Ken Hommel
3 years ago

Good stuff! Where’s the definition for post.interface.ts?

3 years ago

Why aren’t you using a return type for controllers? I am trying to find if it’s better to return the whole object from the service to controller or a promise using async/await

Daniel Clas
Daniel Clas
1 year ago
Reply to  Robert

Greetings Robert, it is not necessary to explictly name the return type of a function as Typescript will infer it automatically.

It’s not necessary, unless you want to do any operation on the resolved data, to return a resolved promise to the controller. This simply means that you can return a promise from the service to the controller, and immediately return this promise from the controller.

NestJS will handle this automatically: it will wait for the promise resolution and return its data outwards with as the response.

Of course, in a production application you will want to serialize this data with pagination and some other metadata. But as as POC, try this:

Return a promise from the controller immediately without await, and see how the data from it is returned in the response, even though you didn’t specifically awaited for it. You can even set a setTimeout with say 10 seconds within a fake Promise.resolve() object and see from postman how your request takes 10 seconds to be handled 🙂

Try it like this:

2 years ago

Hello, thank you a lot for this article, it allowed me to understand a lot at the initial stage. A very valuable resource!

Last edited 2 years ago by Rail
2 years ago

Nice work, thanks for that.
Why do you use the injected service as read-only?

1 year ago

Thank you very much for this series. If im not mistaken there is a small issue in the PostService replacePost method, you update the content but override the id (the updated object will have no id).

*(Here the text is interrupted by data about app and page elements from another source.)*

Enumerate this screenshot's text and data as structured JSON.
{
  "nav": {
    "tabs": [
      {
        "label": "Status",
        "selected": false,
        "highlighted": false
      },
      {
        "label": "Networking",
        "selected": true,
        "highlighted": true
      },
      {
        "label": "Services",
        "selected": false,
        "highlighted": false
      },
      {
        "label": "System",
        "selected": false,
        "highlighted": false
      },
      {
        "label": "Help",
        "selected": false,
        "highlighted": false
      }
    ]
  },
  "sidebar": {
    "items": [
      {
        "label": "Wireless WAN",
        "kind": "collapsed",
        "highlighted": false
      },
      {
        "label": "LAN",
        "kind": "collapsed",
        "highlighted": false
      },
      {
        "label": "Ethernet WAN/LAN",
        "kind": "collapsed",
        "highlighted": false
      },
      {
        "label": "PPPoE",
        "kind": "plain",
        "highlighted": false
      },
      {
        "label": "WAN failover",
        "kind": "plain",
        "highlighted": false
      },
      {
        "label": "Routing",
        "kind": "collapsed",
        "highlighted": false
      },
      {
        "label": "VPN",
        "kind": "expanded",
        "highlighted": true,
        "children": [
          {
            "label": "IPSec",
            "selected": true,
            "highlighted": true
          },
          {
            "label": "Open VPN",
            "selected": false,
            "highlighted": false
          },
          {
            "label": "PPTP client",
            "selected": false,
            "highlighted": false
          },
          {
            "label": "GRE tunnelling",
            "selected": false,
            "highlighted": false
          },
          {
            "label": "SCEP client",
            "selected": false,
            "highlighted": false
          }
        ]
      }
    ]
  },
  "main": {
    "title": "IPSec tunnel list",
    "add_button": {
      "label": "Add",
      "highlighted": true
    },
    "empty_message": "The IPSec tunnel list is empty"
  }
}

Last edited 1 year ago by CASIO15
10 months ago

Great articles! Thank you so much for sharing it!